Keystone Arches Hike: Tom and Nancy Condon will guide us to the Keystone Arches in Chester on Sunday, November 2. Back at the turn of the century, the 20th, not the 21st, a railroad track was laid through the rugged country of Western Massachusetts. Engineers struggled with tackling such a steep and treacherous terrain. George Washington Whistler solved the problem: a series of spectacular keystone arched bridges. Join us as we follow the path to these hidden marvels on the Westfield River. We'll walk past, over, and around these bridges and along the way enjoy the sights and sounds of the woods that now envelop the structures of man. The trail is never very steep, but is often wet, so come prepared, wear sturdy hiking boots, a hiking stick might be helpful, and bring plenty of water with your lunch. Dress for the weather and remember heavy rain cancels. The bridges might be able to handle it, but we can come back another day. Meet at the Chester Elementary School on Middlefield Road in Chester at 10:00 a.m., with a return by about 3:00 p.m. Please call 413-564-0895 to register so that you can be notified if the trip is canceled.
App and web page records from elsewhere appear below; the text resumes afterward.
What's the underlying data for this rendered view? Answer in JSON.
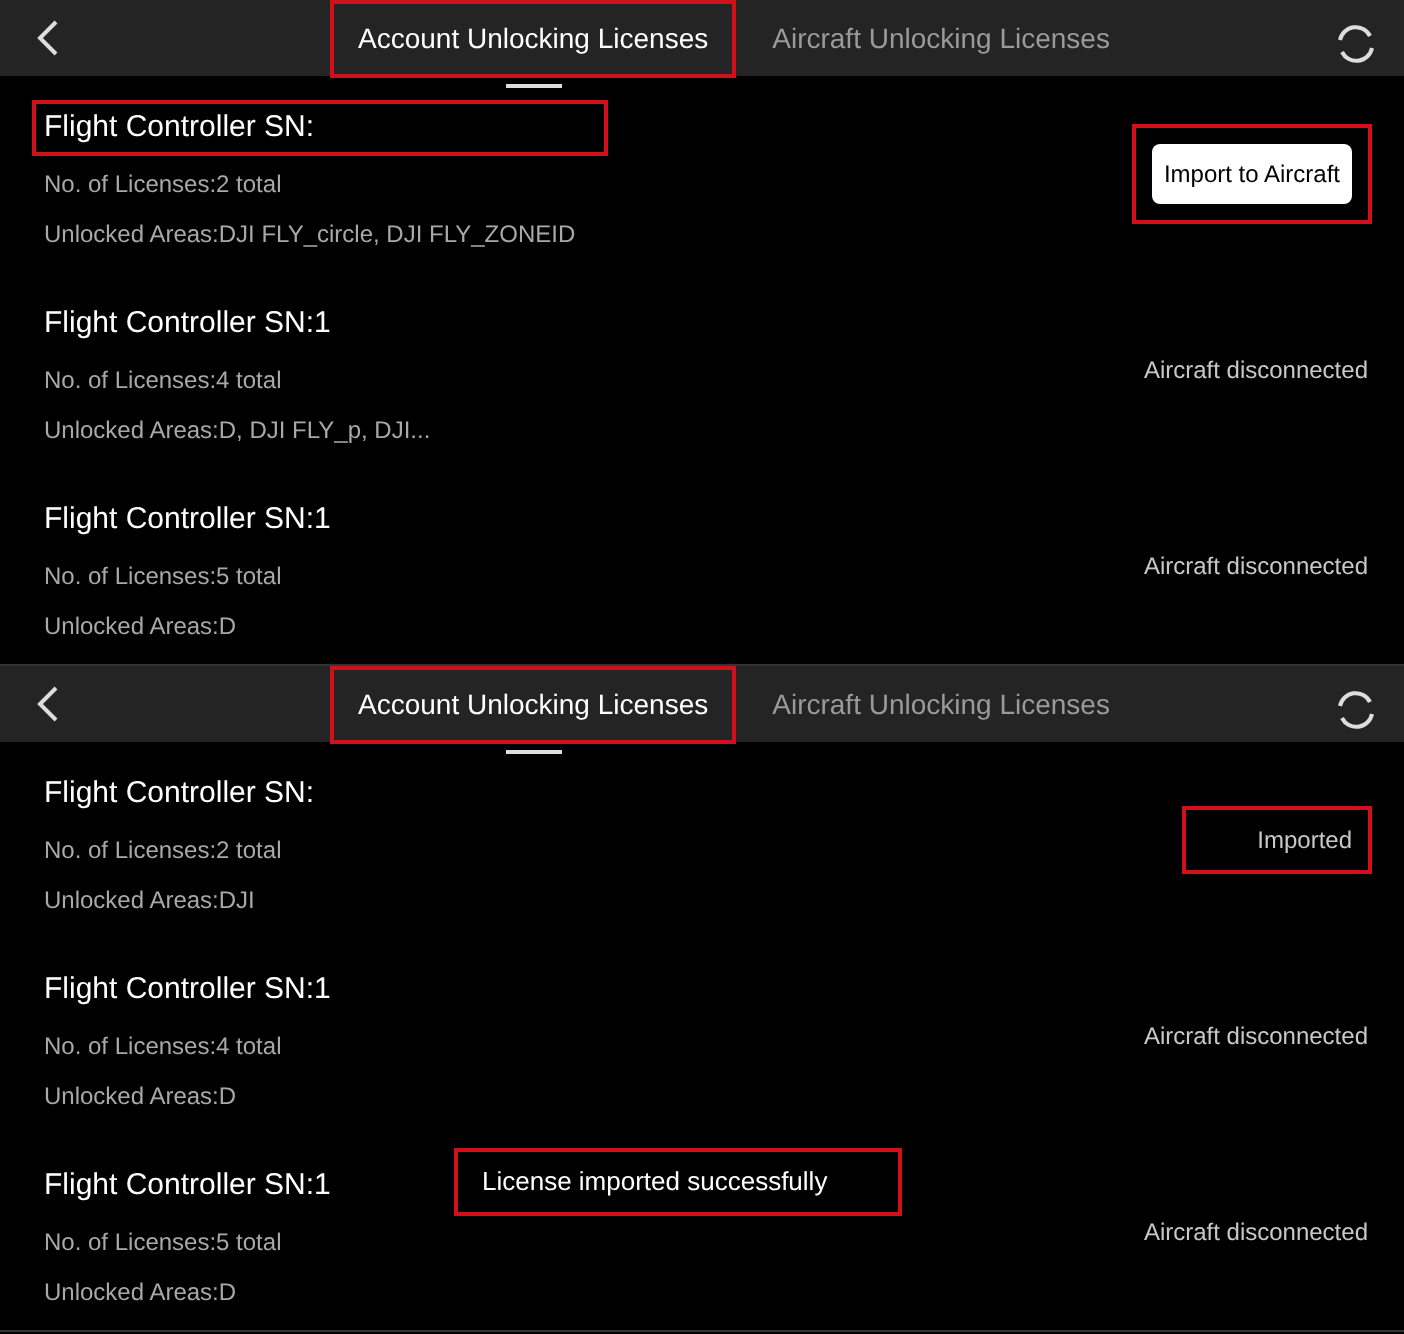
{
  "screens": [
    {
      "tabs": [
        {
          "label": "Account Unlocking Licenses",
          "selected": true,
          "highlighted": true
        },
        {
          "label": "Aircraft Unlocking Licenses",
          "selected": false,
          "highlighted": false
        }
      ],
      "licenses": [
        {
          "title": "Flight Controller SN:",
          "title_highlighted": true,
          "count": "No. of Licenses:2 total",
          "areas": "Unlocked Areas:DJI FLY_circle, DJI FLY_ZONEID",
          "action": {
            "kind": "button",
            "label": "Import to Aircraft",
            "highlighted": true
          }
        },
        {
          "title": "Flight Controller SN:1",
          "title_highlighted": false,
          "count": "No. of Licenses:4 total",
          "areas": "Unlocked Areas:D, DJI FLY_p, DJI...",
          "action": {
            "kind": "status",
            "label": "Aircraft disconnected",
            "highlighted": false
          }
        },
        {
          "title": "Flight Controller SN:1",
          "title_highlighted": false,
          "count": "No. of Licenses:5 total",
          "areas": "Unlocked Areas:D",
          "action": {
            "kind": "status",
            "label": "Aircraft disconnected",
            "highlighted": false
          }
        }
      ]
    },
    {
      "tabs": [
        {
          "label": "Account Unlocking Licenses",
          "selected": true,
          "highlighted": true
        },
        {
          "label": "Aircraft Unlocking Licenses",
          "selected": false,
          "highlighted": false
        }
      ],
      "licenses": [
        {
          "title": "Flight Controller SN:",
          "title_highlighted": false,
          "count": "No. of Licenses:2 total",
          "areas": "Unlocked Areas:DJI",
          "action": {
            "kind": "status",
            "label": "Imported",
            "highlighted": true
          }
        },
        {
          "title": "Flight Controller SN:1",
          "title_highlighted": false,
          "count": "No. of Licenses:4 total",
          "areas": "Unlocked Areas:D",
          "action": {
            "kind": "status",
            "label": "Aircraft disconnected",
            "highlighted": false
          }
        },
        {
          "title": "Flight Controller SN:1",
          "title_highlighted": false,
          "count": "No. of Licenses:5 total",
          "areas": "Unlocked Areas:D",
          "action": {
            "kind": "status",
            "label": "Aircraft disconnected",
            "highlighted": false
          }
        }
      ],
      "toast": {
        "text": "License imported successfully",
        "highlighted": true
      }
    }
  ]
}
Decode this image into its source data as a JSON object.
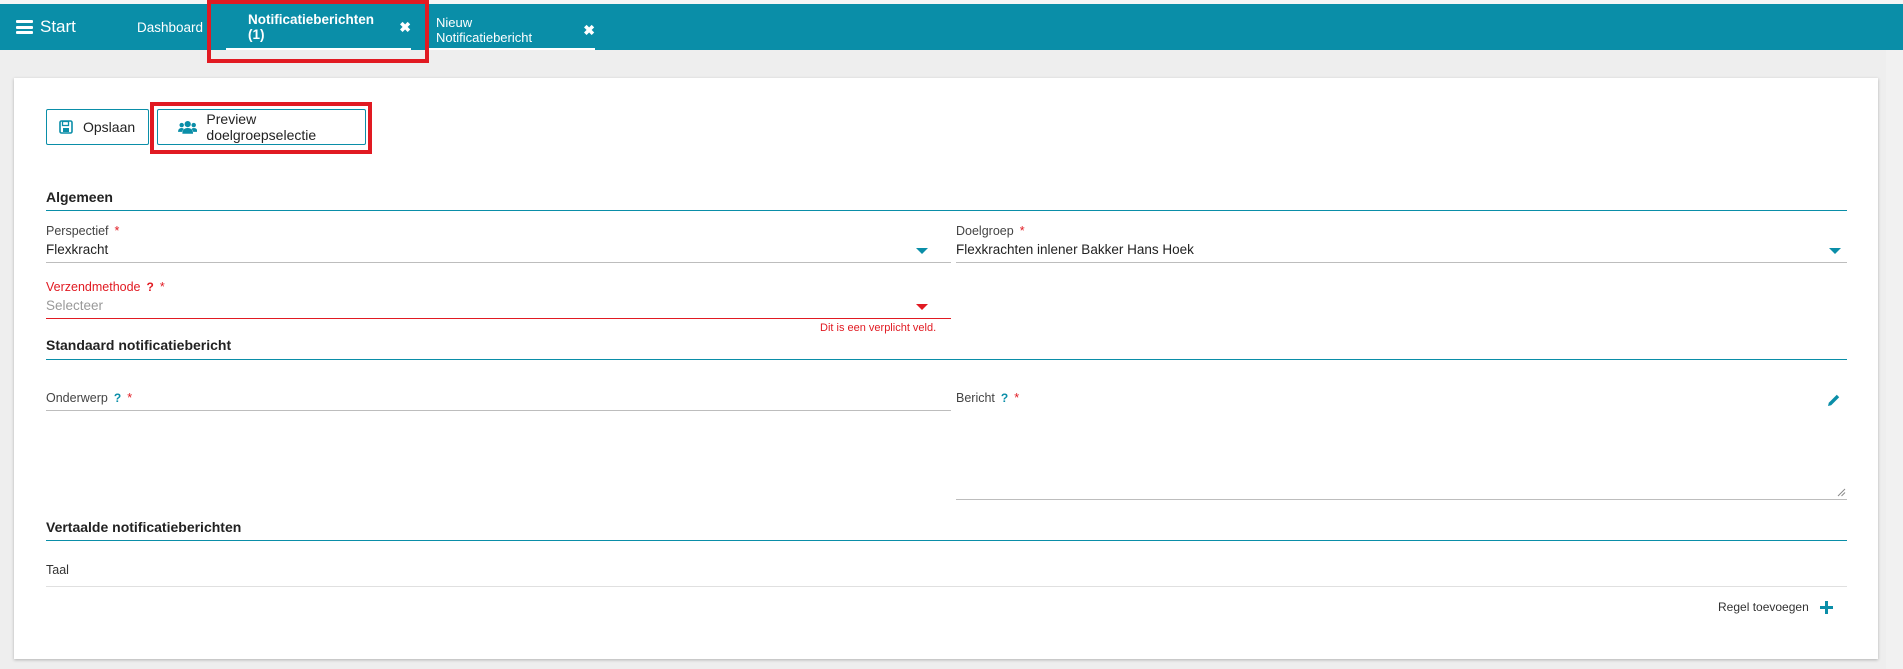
{
  "nav": {
    "start_label": "Start",
    "tabs": [
      {
        "label": "Dashboard"
      },
      {
        "label": "Notificatieberichten (1)",
        "close": "✖"
      },
      {
        "label": "Nieuw Notificatiebericht",
        "close": "✖"
      }
    ]
  },
  "toolbar": {
    "save_label": "Opslaan",
    "save_icon": "floppy-disk-icon",
    "preview_label": "Preview doelgroepselectie",
    "preview_icon": "users-icon"
  },
  "sections": {
    "algemeen": "Algemeen",
    "standaard": "Standaard notificatiebericht",
    "vertaalde": "Vertaalde notificatieberichten"
  },
  "fields": {
    "perspectief": {
      "label": "Perspectief",
      "required": "*",
      "value": "Flexkracht"
    },
    "doelgroep": {
      "label": "Doelgroep",
      "required": "*",
      "value": "Flexkrachten inlener Bakker Hans Hoek"
    },
    "verzendmethode": {
      "label": "Verzendmethode",
      "help": "?",
      "required": "*",
      "placeholder": "Selecteer",
      "error": "Dit is een verplicht veld."
    },
    "onderwerp": {
      "label": "Onderwerp",
      "help": "?",
      "required": "*",
      "value": ""
    },
    "bericht": {
      "label": "Bericht",
      "help": "?",
      "required": "*",
      "value": ""
    }
  },
  "translations": {
    "column_taal": "Taal",
    "add_row_label": "Regel toevoegen",
    "add_icon": "plus-icon"
  },
  "colors": {
    "accent": "#0a8ea8",
    "error": "#e11a22",
    "highlight": "#e11a22"
  }
}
Nighttime at Noble View: Join Tom and Nancy Condon for an evening at Noble View in Russell on Saturday, December 13. Sunset is about 4:30pm. Winter is nearly upon us. Join us for a pleasant leisurely nighttime walk along the road to the Appalachian Mountain Club's Noble View cabin. Along the way, we will call for owls. Great Horned Owls nest in late January, and begin calling to one another as early as October so hopefully, we'll receive answers. Be alert too, for other nighttime creatures like porcupine or flying squirrels. Our destination will be the stunning view down into Westfield, where we'll enjoy a little star-gazing (if the weather permits) and some hot chocolate and goodies at the picnic table. Bring along a mug and maybe something to share. Meet at the Noble View parking area off South Quarter Road in Russell at 7:00 p.m., with a return by about 9:00 p.m. Please call 413-564-0895 to register so that you can be notified if the trip is canceled by heavy rain or heavy snow (light snow would be a delight!).